▶ **EXERCISE DETAILS**:
What lines in the listing include "nums"? Return a copy of each.

# # # # # # #

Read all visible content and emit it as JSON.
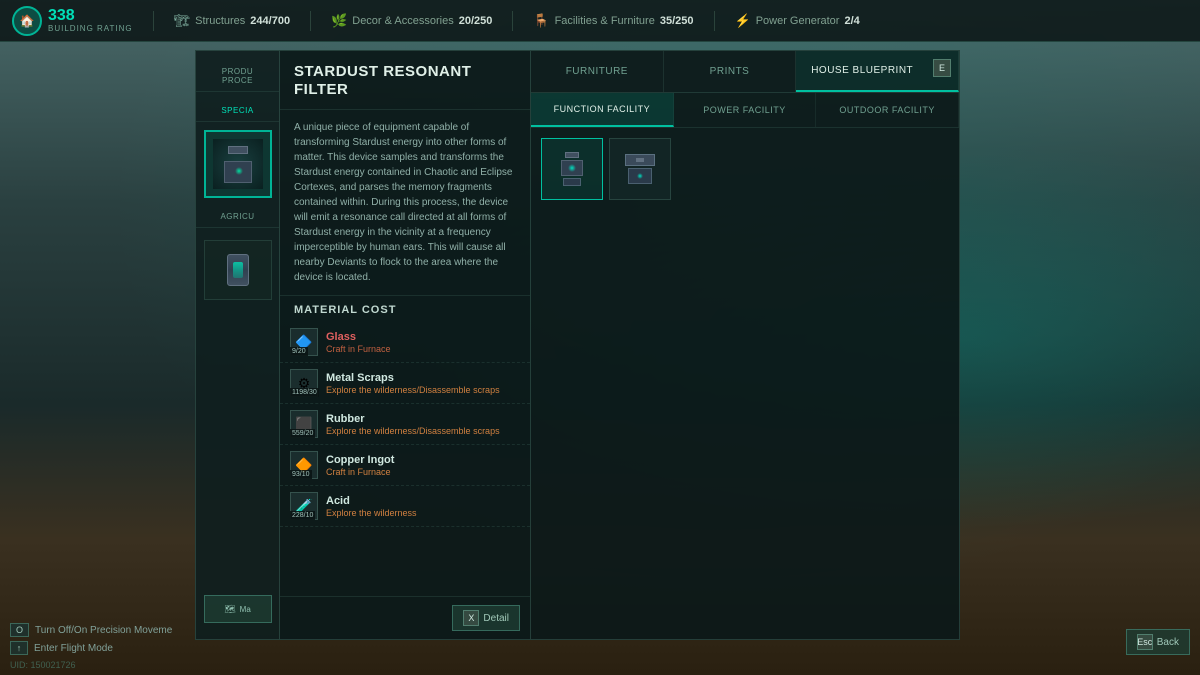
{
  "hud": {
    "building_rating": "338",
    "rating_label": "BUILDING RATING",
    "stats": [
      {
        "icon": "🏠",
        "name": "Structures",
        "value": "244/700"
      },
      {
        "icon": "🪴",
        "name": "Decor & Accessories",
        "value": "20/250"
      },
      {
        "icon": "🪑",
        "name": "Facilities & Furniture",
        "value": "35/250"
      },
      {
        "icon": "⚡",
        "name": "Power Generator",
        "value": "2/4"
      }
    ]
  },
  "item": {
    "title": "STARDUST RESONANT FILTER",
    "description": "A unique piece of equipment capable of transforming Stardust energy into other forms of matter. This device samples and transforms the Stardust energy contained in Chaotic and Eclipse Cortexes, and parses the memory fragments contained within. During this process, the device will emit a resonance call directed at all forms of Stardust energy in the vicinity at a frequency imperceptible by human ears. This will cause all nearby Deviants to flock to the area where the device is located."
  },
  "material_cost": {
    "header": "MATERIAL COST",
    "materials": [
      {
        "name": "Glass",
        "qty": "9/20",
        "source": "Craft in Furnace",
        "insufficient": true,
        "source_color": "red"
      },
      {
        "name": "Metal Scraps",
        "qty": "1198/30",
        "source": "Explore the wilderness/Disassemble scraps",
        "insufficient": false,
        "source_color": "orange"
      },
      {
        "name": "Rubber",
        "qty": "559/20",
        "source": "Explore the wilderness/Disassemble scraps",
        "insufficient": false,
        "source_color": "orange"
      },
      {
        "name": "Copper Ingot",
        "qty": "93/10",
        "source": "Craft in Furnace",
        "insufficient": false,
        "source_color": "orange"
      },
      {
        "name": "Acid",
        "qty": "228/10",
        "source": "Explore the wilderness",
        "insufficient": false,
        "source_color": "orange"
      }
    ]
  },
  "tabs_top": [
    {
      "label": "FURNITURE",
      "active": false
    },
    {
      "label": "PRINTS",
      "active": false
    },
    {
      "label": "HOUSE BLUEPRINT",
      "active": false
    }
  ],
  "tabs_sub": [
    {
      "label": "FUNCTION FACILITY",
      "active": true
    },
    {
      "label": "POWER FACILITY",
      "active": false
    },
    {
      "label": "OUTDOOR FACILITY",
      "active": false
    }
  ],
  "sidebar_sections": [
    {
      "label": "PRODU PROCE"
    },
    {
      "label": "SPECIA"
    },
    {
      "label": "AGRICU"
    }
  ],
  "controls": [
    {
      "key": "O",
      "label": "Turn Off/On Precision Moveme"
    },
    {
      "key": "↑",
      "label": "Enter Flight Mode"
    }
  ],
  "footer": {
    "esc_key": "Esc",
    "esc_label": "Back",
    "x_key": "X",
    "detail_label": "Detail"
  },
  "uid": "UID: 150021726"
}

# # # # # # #

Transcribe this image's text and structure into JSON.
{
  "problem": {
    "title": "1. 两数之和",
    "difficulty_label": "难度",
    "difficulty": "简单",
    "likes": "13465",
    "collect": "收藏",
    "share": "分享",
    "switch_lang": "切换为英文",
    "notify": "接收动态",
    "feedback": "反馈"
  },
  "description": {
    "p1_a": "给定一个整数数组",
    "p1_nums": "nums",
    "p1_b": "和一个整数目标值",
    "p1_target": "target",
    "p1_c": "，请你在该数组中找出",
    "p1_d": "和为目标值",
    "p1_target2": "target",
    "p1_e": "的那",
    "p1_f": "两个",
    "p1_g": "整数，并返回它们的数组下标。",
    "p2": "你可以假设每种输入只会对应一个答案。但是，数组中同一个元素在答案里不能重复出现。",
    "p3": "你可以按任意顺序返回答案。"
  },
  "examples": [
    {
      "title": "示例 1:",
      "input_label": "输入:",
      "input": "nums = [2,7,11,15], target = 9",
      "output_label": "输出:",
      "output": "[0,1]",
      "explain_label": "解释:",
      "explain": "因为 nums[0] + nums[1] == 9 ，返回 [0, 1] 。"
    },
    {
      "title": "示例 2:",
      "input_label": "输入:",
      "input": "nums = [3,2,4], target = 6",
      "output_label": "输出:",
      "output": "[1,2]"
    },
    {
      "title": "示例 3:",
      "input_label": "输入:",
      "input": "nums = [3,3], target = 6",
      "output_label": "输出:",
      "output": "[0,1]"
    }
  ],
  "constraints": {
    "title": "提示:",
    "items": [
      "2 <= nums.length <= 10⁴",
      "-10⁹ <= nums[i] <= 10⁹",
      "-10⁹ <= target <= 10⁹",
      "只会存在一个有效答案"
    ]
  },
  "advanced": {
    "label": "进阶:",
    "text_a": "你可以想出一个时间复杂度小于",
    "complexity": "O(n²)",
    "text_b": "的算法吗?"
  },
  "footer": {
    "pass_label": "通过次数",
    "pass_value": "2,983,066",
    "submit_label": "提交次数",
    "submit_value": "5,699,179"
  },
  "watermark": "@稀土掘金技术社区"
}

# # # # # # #

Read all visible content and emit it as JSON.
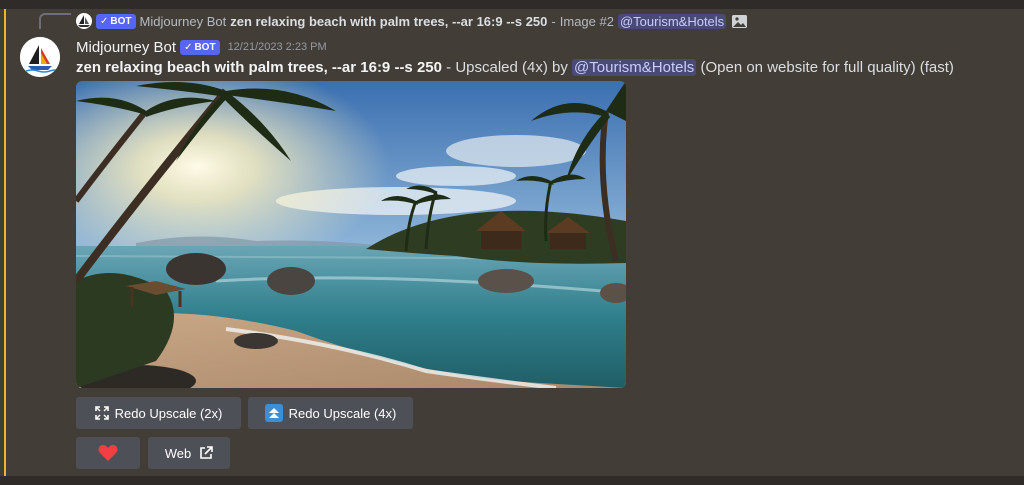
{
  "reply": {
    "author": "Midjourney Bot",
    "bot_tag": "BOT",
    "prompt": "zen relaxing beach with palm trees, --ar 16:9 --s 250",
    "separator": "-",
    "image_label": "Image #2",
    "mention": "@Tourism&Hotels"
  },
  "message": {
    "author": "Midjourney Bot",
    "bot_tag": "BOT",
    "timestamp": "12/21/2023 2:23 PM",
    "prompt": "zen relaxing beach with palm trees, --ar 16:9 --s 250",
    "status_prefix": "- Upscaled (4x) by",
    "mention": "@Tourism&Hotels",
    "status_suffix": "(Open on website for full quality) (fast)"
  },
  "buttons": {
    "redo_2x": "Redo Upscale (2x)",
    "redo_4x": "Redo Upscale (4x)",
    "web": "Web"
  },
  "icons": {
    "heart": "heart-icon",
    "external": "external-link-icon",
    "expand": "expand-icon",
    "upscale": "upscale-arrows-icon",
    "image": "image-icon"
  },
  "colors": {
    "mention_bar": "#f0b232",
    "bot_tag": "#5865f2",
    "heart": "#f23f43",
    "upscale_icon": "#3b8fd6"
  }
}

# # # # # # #

▶ **OUTPUT OF THE EXERCISE**:
    "p1_nums": "nums",
      "input": "nums = [2,7,11,15], target = 9",
      "explain": "因为 nums[0] + nums[1] == 9 ，返回 [0, 1] 。"
      "input": "nums = [3,2,4], target = 6",
      "input": "nums = [3,3], target = 6",
      "2 <= nums.length <= 10⁴",
      "-10⁹ <= nums[i] <= 10⁹",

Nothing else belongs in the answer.